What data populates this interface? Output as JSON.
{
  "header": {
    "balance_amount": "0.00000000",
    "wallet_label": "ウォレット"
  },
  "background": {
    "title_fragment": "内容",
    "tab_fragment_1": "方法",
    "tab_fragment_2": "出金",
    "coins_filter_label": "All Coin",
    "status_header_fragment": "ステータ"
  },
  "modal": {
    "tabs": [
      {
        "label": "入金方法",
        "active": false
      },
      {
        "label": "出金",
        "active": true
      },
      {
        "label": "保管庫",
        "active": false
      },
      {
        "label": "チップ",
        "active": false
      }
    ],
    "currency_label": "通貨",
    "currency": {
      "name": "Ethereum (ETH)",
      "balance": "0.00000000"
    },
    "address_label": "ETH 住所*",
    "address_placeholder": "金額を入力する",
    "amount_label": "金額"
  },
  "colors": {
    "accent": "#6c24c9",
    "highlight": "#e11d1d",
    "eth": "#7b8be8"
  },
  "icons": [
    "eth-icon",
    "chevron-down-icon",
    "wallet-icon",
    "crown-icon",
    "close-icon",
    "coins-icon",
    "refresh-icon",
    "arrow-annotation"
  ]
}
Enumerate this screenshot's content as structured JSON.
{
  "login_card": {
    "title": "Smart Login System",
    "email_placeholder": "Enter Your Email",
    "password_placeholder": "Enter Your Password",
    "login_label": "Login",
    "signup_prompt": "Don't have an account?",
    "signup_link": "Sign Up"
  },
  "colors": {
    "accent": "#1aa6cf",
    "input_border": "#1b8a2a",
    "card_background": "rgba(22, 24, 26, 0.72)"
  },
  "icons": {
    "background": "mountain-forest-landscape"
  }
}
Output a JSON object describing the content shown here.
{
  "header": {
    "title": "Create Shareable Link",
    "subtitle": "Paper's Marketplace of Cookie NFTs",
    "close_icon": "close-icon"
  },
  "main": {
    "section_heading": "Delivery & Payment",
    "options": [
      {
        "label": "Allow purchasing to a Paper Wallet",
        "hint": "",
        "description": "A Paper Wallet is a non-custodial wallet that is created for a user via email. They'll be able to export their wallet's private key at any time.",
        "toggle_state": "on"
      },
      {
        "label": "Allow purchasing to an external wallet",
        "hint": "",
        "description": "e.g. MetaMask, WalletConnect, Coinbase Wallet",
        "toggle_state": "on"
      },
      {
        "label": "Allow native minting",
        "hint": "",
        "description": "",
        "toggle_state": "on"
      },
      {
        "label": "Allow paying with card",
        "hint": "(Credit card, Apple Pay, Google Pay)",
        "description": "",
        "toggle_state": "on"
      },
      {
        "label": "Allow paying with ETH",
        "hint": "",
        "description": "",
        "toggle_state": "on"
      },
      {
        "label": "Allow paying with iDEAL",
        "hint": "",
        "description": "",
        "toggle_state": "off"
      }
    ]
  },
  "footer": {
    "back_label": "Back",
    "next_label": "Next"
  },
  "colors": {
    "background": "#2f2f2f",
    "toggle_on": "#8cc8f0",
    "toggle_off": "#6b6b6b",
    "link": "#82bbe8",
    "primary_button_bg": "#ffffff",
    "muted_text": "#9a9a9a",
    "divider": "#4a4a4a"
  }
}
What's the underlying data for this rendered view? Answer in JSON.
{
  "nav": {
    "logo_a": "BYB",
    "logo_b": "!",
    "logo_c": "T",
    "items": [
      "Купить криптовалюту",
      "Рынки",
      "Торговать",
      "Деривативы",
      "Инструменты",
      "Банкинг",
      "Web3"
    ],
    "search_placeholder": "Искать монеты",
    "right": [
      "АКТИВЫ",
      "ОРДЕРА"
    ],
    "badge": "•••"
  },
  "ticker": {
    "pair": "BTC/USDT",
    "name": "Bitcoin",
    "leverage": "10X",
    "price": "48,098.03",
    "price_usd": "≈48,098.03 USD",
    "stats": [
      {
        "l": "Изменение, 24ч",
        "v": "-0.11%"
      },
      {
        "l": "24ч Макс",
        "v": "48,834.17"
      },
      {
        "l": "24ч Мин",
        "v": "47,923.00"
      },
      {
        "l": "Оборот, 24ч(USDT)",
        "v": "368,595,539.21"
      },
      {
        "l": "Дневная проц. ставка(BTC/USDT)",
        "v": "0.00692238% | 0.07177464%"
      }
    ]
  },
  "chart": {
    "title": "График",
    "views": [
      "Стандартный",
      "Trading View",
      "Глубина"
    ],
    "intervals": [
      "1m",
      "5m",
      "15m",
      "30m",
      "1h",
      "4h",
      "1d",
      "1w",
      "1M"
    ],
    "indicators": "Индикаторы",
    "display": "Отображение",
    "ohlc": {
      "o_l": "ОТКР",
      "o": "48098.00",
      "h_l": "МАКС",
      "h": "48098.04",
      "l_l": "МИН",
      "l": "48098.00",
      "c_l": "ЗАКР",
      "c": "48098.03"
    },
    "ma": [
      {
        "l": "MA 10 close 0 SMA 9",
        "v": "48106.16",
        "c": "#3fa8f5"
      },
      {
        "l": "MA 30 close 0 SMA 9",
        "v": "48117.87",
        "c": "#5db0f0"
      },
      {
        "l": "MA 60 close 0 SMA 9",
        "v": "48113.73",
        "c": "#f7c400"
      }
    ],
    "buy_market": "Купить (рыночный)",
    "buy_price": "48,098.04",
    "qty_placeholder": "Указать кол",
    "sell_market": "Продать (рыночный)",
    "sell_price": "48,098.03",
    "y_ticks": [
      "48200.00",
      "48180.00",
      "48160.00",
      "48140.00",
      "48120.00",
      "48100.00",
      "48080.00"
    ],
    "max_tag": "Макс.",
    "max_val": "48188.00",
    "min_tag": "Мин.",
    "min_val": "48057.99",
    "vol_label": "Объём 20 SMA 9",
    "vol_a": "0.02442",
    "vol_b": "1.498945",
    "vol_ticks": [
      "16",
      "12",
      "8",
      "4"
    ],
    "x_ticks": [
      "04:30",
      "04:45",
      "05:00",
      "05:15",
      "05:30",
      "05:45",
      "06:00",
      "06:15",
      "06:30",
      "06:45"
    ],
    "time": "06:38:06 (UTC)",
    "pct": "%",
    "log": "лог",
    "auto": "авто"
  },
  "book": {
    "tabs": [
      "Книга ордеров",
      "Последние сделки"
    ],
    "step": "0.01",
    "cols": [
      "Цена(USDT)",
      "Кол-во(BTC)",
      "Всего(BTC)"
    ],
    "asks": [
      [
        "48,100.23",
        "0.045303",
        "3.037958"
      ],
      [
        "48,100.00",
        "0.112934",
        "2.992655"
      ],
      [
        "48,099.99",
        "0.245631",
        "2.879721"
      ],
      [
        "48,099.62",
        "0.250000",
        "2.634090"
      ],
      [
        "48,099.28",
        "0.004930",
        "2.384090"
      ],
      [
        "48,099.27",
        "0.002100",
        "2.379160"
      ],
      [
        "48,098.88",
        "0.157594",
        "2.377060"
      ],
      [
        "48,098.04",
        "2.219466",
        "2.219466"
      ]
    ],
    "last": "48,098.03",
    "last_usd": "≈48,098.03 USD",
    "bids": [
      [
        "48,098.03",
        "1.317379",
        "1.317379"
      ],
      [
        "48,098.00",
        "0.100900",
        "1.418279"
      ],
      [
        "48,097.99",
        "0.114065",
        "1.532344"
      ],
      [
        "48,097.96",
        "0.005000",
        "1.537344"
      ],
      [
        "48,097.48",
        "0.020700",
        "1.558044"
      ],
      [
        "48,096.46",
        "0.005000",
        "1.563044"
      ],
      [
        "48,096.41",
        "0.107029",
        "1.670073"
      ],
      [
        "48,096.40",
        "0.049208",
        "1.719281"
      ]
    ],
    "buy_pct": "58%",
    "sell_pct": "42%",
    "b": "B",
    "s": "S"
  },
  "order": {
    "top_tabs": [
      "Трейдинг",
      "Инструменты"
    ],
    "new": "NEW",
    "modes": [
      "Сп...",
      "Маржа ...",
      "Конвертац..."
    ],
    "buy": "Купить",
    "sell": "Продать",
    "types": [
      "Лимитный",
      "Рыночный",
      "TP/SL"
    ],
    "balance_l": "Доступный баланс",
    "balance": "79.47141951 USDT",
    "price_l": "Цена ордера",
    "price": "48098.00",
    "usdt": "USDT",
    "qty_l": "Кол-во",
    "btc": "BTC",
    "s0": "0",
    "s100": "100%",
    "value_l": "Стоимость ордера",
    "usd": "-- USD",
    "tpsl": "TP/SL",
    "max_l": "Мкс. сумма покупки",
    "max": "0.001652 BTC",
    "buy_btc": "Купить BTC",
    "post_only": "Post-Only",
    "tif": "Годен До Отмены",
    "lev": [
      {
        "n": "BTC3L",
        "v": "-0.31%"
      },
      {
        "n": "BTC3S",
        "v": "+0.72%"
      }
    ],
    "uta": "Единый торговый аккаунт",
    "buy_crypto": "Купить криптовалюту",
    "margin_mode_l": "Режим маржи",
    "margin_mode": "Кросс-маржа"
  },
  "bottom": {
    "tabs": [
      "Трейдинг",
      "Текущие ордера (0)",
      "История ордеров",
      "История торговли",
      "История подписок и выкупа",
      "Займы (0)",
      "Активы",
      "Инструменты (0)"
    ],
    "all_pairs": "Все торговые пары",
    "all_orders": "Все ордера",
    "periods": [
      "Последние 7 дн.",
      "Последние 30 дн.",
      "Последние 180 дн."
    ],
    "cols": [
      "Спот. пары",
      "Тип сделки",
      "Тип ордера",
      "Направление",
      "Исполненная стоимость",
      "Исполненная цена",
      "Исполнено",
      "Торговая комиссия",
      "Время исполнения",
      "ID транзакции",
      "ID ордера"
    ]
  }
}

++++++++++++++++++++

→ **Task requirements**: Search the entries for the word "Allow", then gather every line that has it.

→ **Exercise answer**:
        "label": "Allow purchasing to a Paper Wallet",
        "label": "Allow purchasing to an external wallet",
        "label": "Allow native minting",
        "label": "Allow paying with card",
        "label": "Allow paying with ETH",
        "label": "Allow paying with iDEAL",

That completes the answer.